Check each line of the entries below for the string "File"; copy every line where it appears.

Extracted information.
= = =
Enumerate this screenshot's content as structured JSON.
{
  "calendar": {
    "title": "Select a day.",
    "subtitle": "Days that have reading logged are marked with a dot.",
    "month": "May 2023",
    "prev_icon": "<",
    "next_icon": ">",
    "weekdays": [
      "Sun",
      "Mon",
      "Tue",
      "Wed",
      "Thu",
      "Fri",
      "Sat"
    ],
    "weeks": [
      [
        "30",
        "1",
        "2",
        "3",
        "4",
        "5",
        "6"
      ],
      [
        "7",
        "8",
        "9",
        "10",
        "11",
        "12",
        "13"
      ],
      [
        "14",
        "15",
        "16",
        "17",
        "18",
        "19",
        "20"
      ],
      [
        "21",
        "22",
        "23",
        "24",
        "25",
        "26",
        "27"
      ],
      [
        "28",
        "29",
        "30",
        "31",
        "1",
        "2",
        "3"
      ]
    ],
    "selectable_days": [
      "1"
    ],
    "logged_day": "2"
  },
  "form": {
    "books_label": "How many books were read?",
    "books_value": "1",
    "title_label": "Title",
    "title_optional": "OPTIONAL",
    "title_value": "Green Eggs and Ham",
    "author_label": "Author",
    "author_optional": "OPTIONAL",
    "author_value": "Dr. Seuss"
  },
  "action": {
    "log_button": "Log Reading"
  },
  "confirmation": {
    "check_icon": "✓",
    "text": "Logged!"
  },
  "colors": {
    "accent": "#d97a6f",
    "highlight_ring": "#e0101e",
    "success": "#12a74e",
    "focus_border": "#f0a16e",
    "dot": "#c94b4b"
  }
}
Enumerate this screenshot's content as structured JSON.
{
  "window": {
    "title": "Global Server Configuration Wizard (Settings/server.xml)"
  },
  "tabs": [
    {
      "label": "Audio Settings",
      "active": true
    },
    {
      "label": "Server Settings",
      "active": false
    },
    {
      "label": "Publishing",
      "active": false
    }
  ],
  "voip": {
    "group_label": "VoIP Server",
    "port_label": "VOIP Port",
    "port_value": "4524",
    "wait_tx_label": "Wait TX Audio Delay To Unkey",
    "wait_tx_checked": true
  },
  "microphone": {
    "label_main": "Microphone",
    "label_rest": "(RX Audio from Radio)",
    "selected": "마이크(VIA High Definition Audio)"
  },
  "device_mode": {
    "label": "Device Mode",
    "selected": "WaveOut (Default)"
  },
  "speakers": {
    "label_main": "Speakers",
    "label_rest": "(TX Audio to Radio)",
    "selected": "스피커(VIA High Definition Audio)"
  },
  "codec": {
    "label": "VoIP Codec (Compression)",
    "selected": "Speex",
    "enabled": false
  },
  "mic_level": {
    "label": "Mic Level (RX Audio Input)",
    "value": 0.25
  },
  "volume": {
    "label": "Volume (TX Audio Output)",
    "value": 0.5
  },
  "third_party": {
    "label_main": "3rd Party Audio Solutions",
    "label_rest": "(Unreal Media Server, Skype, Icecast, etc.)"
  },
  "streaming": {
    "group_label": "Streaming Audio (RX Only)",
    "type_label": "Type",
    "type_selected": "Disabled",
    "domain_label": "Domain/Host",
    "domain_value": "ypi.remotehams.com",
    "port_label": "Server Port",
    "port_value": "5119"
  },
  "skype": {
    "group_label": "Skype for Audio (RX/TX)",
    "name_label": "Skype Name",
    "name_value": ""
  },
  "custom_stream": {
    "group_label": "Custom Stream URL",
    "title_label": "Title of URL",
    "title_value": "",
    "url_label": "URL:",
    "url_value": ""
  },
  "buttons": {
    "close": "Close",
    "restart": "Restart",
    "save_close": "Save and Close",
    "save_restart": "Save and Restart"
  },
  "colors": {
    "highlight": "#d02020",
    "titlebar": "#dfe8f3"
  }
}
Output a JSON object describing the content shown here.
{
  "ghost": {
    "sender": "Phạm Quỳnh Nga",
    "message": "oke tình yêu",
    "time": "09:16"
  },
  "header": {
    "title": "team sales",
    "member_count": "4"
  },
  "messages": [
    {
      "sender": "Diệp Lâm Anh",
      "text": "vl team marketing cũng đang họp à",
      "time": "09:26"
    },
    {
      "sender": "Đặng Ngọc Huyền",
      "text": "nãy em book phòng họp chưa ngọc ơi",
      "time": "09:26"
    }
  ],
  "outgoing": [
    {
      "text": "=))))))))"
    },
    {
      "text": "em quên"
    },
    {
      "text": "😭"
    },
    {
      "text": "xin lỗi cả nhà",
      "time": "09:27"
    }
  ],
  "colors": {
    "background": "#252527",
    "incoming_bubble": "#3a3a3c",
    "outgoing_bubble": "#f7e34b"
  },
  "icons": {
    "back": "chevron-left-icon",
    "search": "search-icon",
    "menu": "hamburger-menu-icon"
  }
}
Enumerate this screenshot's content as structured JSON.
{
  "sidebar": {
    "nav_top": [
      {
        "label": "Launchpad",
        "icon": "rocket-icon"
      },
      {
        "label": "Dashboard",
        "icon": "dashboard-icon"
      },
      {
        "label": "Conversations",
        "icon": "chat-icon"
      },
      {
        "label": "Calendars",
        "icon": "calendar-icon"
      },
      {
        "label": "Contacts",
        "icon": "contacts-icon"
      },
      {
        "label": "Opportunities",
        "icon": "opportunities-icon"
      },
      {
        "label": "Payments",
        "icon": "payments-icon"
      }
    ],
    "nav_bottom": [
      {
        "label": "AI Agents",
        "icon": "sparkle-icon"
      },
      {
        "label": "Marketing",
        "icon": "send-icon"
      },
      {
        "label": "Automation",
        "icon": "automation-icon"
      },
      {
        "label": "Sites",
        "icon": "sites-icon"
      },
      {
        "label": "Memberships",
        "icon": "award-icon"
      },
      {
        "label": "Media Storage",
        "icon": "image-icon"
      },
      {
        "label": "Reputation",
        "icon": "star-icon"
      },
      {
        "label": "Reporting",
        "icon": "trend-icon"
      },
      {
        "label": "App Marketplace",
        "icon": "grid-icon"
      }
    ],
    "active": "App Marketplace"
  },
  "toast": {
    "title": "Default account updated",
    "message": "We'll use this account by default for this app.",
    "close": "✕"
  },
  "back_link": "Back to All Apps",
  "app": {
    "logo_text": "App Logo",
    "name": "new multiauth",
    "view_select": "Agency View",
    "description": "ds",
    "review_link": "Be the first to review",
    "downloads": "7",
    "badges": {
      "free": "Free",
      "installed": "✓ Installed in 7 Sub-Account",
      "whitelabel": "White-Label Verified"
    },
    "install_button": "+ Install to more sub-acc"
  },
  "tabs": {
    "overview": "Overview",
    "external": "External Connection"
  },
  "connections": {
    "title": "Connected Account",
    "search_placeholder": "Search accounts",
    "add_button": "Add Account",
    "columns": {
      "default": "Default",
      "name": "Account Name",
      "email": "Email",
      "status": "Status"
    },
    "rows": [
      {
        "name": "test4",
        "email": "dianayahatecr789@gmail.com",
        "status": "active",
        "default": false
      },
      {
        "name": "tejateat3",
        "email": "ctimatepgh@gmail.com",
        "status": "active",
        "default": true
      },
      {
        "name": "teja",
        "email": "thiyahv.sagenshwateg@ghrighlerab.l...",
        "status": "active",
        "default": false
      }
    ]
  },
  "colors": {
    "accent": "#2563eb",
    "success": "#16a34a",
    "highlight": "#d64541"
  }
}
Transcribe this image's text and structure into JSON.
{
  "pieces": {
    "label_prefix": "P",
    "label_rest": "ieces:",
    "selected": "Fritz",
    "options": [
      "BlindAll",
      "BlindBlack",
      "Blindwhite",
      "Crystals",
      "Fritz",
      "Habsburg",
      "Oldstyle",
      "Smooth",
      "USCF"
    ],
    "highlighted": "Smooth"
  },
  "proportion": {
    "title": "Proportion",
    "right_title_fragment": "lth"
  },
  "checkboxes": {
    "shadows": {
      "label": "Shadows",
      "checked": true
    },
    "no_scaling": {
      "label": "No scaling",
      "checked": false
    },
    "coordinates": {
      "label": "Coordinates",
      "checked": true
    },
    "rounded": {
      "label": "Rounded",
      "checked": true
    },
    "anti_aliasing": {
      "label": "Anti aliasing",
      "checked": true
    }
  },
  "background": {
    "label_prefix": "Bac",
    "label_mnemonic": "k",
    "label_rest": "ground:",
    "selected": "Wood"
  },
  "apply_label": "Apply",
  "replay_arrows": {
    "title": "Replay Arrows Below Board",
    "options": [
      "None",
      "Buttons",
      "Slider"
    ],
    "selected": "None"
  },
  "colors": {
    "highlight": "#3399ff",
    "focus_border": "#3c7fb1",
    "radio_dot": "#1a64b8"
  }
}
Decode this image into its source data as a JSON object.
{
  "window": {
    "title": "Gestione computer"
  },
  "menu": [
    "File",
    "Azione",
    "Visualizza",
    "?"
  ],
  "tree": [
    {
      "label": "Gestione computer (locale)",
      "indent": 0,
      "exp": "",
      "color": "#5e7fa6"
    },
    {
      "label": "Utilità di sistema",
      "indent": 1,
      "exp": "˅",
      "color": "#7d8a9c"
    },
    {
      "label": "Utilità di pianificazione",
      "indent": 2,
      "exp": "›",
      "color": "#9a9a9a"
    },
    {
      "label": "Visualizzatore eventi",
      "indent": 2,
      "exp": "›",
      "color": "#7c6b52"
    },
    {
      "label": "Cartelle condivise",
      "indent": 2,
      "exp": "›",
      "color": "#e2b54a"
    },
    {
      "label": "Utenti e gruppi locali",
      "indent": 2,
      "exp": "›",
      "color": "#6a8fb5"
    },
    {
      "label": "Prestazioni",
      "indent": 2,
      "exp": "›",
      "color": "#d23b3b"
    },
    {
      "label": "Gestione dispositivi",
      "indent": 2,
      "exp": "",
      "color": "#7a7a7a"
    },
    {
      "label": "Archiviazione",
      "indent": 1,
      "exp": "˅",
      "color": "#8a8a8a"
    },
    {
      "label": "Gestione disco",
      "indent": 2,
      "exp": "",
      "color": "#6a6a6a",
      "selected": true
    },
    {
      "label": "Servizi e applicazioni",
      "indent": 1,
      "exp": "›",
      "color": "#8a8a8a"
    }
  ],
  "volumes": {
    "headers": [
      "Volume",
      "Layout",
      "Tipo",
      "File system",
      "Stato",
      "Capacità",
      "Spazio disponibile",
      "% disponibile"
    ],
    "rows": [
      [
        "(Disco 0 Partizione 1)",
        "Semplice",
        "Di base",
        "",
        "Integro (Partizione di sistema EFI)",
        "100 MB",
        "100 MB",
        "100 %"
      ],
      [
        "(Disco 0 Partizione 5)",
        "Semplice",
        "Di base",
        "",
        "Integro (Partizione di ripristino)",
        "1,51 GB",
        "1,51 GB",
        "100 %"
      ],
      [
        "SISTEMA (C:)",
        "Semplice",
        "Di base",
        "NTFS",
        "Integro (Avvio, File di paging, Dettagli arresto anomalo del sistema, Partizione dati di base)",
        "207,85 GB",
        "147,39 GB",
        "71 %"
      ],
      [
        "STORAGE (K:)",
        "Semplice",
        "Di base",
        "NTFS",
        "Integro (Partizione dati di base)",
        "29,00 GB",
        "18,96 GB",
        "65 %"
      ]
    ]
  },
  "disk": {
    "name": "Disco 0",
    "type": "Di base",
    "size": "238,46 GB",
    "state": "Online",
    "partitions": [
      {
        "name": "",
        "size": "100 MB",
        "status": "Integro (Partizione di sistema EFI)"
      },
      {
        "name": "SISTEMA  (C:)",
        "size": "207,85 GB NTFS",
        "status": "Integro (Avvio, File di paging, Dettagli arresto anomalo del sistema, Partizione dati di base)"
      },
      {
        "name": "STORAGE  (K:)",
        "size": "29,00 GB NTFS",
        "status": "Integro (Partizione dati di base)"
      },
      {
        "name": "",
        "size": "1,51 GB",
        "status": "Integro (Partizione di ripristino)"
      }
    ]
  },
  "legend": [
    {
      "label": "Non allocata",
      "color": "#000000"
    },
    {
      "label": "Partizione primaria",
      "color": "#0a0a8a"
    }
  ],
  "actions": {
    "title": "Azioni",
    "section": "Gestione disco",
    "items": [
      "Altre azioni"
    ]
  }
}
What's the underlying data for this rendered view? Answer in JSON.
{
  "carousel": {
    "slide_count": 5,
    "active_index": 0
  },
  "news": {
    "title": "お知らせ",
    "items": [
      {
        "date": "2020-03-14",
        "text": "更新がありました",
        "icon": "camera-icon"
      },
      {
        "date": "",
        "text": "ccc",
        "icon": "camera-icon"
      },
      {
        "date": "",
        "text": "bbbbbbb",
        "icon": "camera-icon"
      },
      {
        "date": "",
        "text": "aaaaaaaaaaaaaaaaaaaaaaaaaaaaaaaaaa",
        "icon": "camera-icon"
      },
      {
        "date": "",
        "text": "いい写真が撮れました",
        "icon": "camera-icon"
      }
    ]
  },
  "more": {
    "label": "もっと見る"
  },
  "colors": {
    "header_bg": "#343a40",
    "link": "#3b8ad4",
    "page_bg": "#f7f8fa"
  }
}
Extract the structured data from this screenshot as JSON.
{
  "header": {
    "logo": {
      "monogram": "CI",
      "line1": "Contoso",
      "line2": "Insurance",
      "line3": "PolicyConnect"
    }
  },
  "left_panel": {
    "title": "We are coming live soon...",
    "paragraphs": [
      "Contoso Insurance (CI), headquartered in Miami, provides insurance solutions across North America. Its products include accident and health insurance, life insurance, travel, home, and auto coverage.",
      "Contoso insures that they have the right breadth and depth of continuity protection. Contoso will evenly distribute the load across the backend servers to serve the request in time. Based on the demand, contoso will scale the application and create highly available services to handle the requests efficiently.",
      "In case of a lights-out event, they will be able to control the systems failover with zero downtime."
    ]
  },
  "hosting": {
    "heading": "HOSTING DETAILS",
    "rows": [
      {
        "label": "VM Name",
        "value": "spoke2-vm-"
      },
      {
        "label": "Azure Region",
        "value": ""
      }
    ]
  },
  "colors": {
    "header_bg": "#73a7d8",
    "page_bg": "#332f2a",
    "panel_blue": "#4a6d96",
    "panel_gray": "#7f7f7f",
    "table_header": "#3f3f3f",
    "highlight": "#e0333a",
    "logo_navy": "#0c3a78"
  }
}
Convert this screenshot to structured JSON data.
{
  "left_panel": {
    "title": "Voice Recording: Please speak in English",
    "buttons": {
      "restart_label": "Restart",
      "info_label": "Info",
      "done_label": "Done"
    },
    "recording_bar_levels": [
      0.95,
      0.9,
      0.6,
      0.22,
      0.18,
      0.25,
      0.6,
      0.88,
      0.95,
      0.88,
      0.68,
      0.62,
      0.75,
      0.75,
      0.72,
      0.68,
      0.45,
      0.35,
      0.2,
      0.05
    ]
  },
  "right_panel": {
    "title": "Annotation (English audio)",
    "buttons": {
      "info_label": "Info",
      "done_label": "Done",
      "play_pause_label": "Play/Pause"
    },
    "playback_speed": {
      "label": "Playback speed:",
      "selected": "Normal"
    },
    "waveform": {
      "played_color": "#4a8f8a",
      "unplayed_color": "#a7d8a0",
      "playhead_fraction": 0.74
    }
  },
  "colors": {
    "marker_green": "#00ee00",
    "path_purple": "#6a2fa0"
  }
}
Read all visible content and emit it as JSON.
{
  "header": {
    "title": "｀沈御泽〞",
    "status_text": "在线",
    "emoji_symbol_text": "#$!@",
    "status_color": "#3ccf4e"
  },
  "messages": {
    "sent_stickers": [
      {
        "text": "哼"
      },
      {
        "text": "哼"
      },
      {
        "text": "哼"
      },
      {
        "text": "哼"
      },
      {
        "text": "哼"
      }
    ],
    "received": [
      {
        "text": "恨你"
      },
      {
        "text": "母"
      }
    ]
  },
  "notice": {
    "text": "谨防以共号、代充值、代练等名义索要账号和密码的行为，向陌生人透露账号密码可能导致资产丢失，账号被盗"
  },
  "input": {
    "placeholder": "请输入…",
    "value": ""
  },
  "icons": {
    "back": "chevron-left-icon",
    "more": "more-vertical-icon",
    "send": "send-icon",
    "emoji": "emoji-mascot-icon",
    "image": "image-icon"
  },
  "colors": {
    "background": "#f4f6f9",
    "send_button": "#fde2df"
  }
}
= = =
Task result.
    "File",
      "File system",
        "Integro (Avvio, File di paging, Dettagli arresto anomalo del sistema, Partizione dati di base)",
        "status": "Integro (Avvio, File di paging, Dettagli arresto anomalo del sistema, Partizione dati di base)"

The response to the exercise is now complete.